Considering all those factors, we want to bet on the underdog here. It’s exciting and they’re actually quite strong. If the markets were just a bit more favorable, we’d take the bet, as our model doesn’t think DWG KIA will be quite as oppressive in this matchup as the odds suggest.
Rogue vs. Fnatic
In the LEC third place match, we’ve got an almost perfect coinflip. The market puts Rogue and Fnatic at fractions of a percent off of 50/50, so this one could really go either way. Our model tilts just toward Rogue, but not quite enough to make any bets worthwhile. If you can get a fair even money bet (with friends, for example), put it on Rogue.
The loser of this one still takes home third and a Worlds Play-In qualification, but being a coin flip away from an actual main event spot is a scary proposition. Our Magic 8-ball says: both teams have above average players with no obvious advantage here.
Rogue gets a nod from us on team synergy. They’ve found a way to outperform together, while several of Fnatic’s players are basically just at expectation.
Part of this is due to the fact that Rogue have simply had a more consistent roster, so they’ve had more time to really mesh in playstyle. This has also helped them skew slightly positive in their victories over Fnatic’s players, relative to their normal win rate. At the same time, this is dampened by their typically less explosive wins, which allow more opportunities for a comeback from their opponents. If they don’t let Gabriël “Bwipo” Rau grab Trundle, they should still do just fine.
In the end, these two teams are incredibly evenly matched. Across various metrics our model looks at, each team has its own strengths and weaknesses relative to the other. Our model would say that Rogue have slightly more of those strengths, but not enough to find betting value against the market’s 50/50 assessment.
100 Thieves vs. Cloud9
This is our closest agreement with the market this week: 52.5/47.5 vs the market’s 53/47. We’d normally round that to the same summary stat — which should be a fairly obvious indication that there isn’t going to be betting value here. After a painful Round 1 loss to Team Liquid, Cloud9 have shown that while they might be down, they’re not out. They’ve now snagged a guaranteed third place for a Worlds Play-In qualification, though both teams here will want the safety of a main event invite.
Cloud9 have a slightly stronger squad individually, 59-62% win rates compared to 100 Thieves’ 55-57%. This certainly falls into that good vs slightly better than good territory discussed above, but even a slight advantage could make the difference.

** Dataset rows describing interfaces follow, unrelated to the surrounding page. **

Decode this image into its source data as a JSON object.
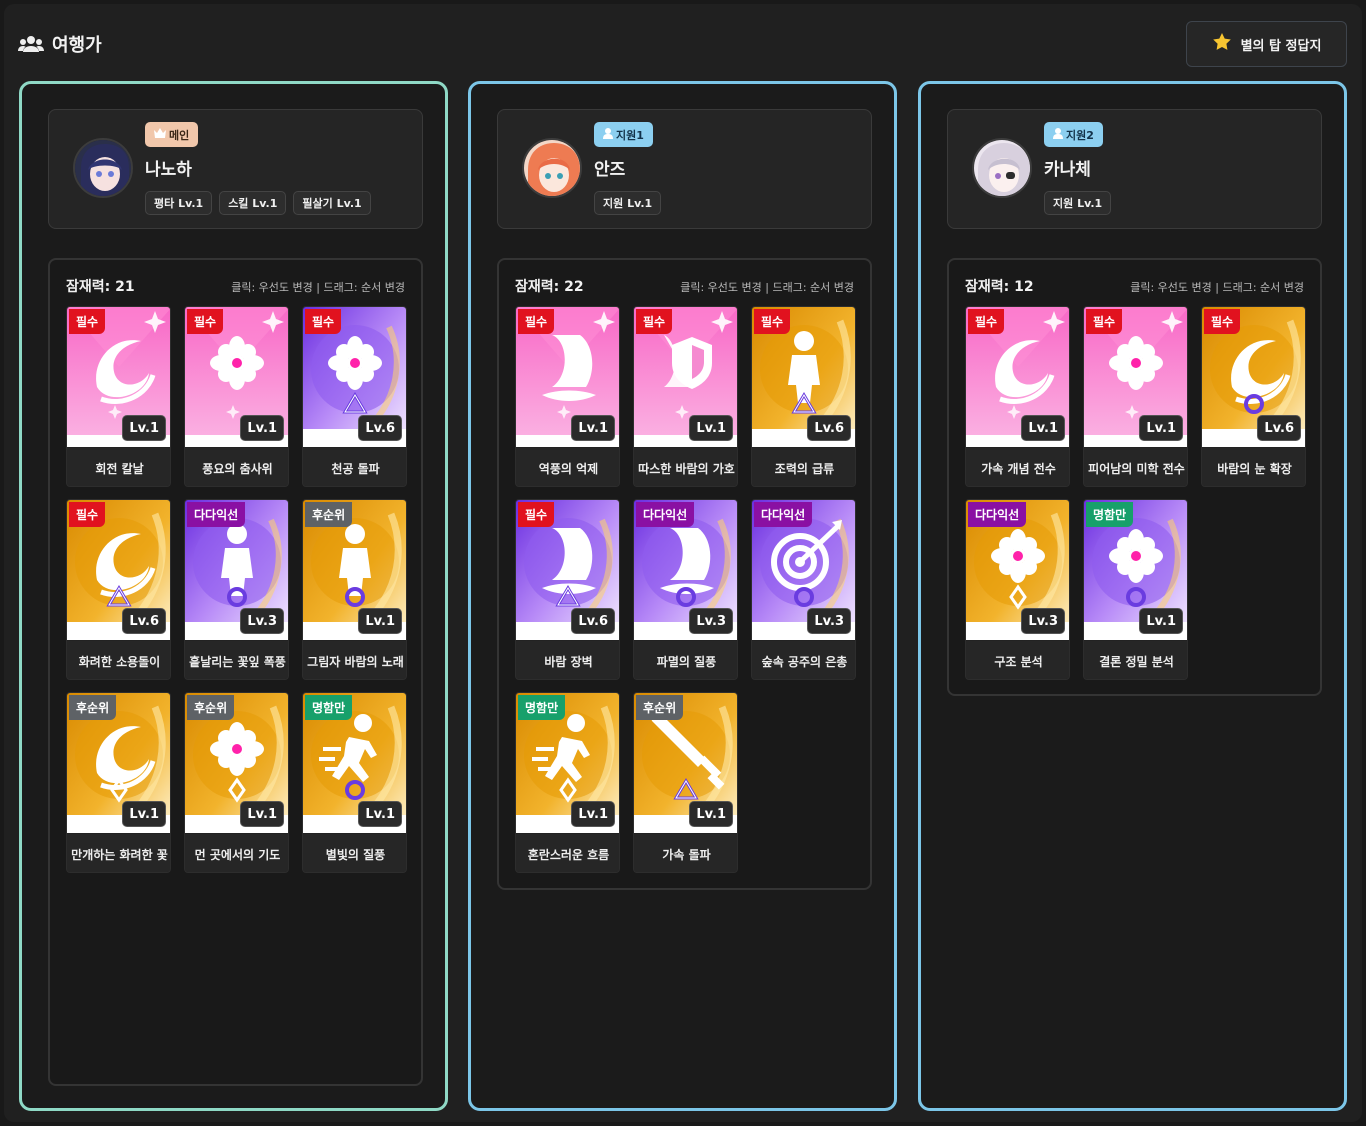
{
  "header": {
    "title": "여행가",
    "title_icon": "users-icon",
    "answer_button_label": "별의 탑 정답지",
    "answer_button_icon": "star-icon"
  },
  "colors": {
    "required": "#e1121f",
    "multi": "#8a10a3",
    "lowpri": "#5e6266",
    "fame": "#17a06b",
    "pink": "#f266c2",
    "purple": "#9a5cf0",
    "gold": "#eda514"
  },
  "columns": [
    {
      "name": "나노하",
      "role": "메인",
      "role_icon": "crown-icon",
      "skills": [
        "평타 Lv.1",
        "스킬 Lv.1",
        "필살기 Lv.1"
      ],
      "potential_label": "잠재력: 21",
      "hint": "클릭: 우선도 변경 | 드래그: 순서 변경",
      "cards": [
        {
          "tag": "필수",
          "tag_kind": "required",
          "level": "Lv.1",
          "name": "회전 칼날",
          "art": "pink",
          "symbol": "swirl"
        },
        {
          "tag": "필수",
          "tag_kind": "required",
          "level": "Lv.1",
          "name": "풍요의 춤사위",
          "art": "pink",
          "symbol": "flower"
        },
        {
          "tag": "필수",
          "tag_kind": "required",
          "level": "Lv.6",
          "name": "천공 돌파",
          "art": "purple",
          "symbol": "flower",
          "mark": "triangle"
        },
        {
          "tag": "필수",
          "tag_kind": "required",
          "level": "Lv.6",
          "name": "화려한 소용돌이",
          "art": "gold",
          "symbol": "swirl",
          "mark": "triangle"
        },
        {
          "tag": "다다익선",
          "tag_kind": "multi",
          "level": "Lv.3",
          "name": "흩날리는 꽃잎 폭풍",
          "art": "purple",
          "symbol": "figure",
          "mark": "circle"
        },
        {
          "tag": "후순위",
          "tag_kind": "lowpri",
          "level": "Lv.1",
          "name": "그림자 바람의 노래",
          "art": "gold",
          "symbol": "figure",
          "mark": "circle"
        },
        {
          "tag": "후순위",
          "tag_kind": "lowpri",
          "level": "Lv.1",
          "name": "만개하는 화려한 꽃",
          "art": "gold",
          "symbol": "swirl",
          "mark": "diamond"
        },
        {
          "tag": "후순위",
          "tag_kind": "lowpri",
          "level": "Lv.1",
          "name": "먼 곳에서의 기도",
          "art": "gold",
          "symbol": "flower",
          "mark": "diamond"
        },
        {
          "tag": "명함만",
          "tag_kind": "fame",
          "level": "Lv.1",
          "name": "별빛의 질풍",
          "art": "gold",
          "symbol": "runner",
          "mark": "circle"
        }
      ]
    },
    {
      "name": "안즈",
      "role": "지원1",
      "role_icon": "person-icon",
      "skills": [
        "지원 Lv.1"
      ],
      "potential_label": "잠재력: 22",
      "hint": "클릭: 우선도 변경 | 드래그: 순서 변경",
      "cards": [
        {
          "tag": "필수",
          "tag_kind": "required",
          "level": "Lv.1",
          "name": "역풍의 억제",
          "art": "pink",
          "symbol": "sail"
        },
        {
          "tag": "필수",
          "tag_kind": "required",
          "level": "Lv.1",
          "name": "따스한 바람의 가호",
          "art": "pink",
          "symbol": "shield"
        },
        {
          "tag": "필수",
          "tag_kind": "required",
          "level": "Lv.6",
          "name": "조력의 급류",
          "art": "gold",
          "symbol": "figure",
          "mark": "triangle"
        },
        {
          "tag": "필수",
          "tag_kind": "required",
          "level": "Lv.6",
          "name": "바람 장벽",
          "art": "purple",
          "symbol": "sail",
          "mark": "triangle"
        },
        {
          "tag": "다다익선",
          "tag_kind": "multi",
          "level": "Lv.3",
          "name": "파멸의 질풍",
          "art": "purple",
          "symbol": "sail",
          "mark": "circle"
        },
        {
          "tag": "다다익선",
          "tag_kind": "multi",
          "level": "Lv.3",
          "name": "숲속 공주의 은총",
          "art": "purple",
          "symbol": "target",
          "mark": "circle"
        },
        {
          "tag": "명함만",
          "tag_kind": "fame",
          "level": "Lv.1",
          "name": "혼란스러운 흐름",
          "art": "gold",
          "symbol": "runner",
          "mark": "diamond"
        },
        {
          "tag": "후순위",
          "tag_kind": "lowpri",
          "level": "Lv.1",
          "name": "가속 돌파",
          "art": "gold",
          "symbol": "sword",
          "mark": "triangle"
        }
      ]
    },
    {
      "name": "카나체",
      "role": "지원2",
      "role_icon": "person-icon",
      "skills": [
        "지원 Lv.1"
      ],
      "potential_label": "잠재력: 12",
      "hint": "클릭: 우선도 변경 | 드래그: 순서 변경",
      "cards": [
        {
          "tag": "필수",
          "tag_kind": "required",
          "level": "Lv.1",
          "name": "가속 개념 전수",
          "art": "pink",
          "symbol": "swirl"
        },
        {
          "tag": "필수",
          "tag_kind": "required",
          "level": "Lv.1",
          "name": "피어남의 미학 전수",
          "art": "pink",
          "symbol": "flower"
        },
        {
          "tag": "필수",
          "tag_kind": "required",
          "level": "Lv.6",
          "name": "바람의 눈 확장",
          "art": "gold",
          "symbol": "swirl",
          "mark": "circle"
        },
        {
          "tag": "다다익선",
          "tag_kind": "multi",
          "level": "Lv.3",
          "name": "구조 분석",
          "art": "gold",
          "symbol": "flower",
          "mark": "diamond"
        },
        {
          "tag": "명함만",
          "tag_kind": "fame",
          "level": "Lv.1",
          "name": "결론 정밀 분석",
          "art": "purple",
          "symbol": "flower",
          "mark": "circle"
        }
      ]
    }
  ]
}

100 Thieves actually play a bit better as a team, lending each other around a 3% boost compared to Cloud9’s 2%. Historically, though, 100 Thieves have struggled against Cloud9’s players, as evidenced by their 2-3 record against Cloud9 across the spring and summer seasons. They also have a bit less experience on their team and a bit more tendency to let opponents back into the game, all of which leads to their very slight deviation from an even game.

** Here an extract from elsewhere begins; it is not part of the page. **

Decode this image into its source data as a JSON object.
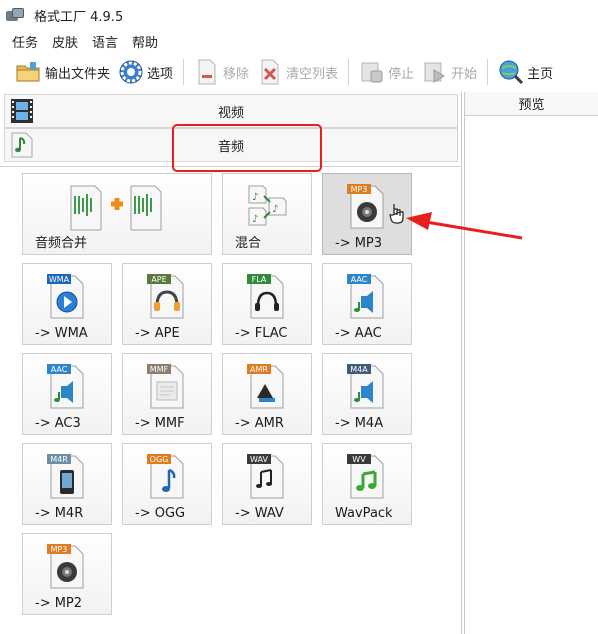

Still though, a 3% tilt is easy enough to overcome, and well within the range of variance for a team’s day-to-day performance. If 100 Thieves show up to play, they could easily look like the stronger team — especially if they deny Luka “Perkz” Perković his Ryze pick.
But to actually bet, we need to disagree with the market. Otherwise there’s no point. With less than half a percentage point of deviation from our prediction, there’s simply no reason to bet here — at least not if you’re betting for value. This should still be a fantastic match to watch, though, even without any skin in the game.
Vanya is the founder of alacrity.gg, where he leverages seven years of quantitative finance experience to build esports prediction models. He'll happily debate you on anything from math to video games to the impending subjugation of the human race by artificial intelligence.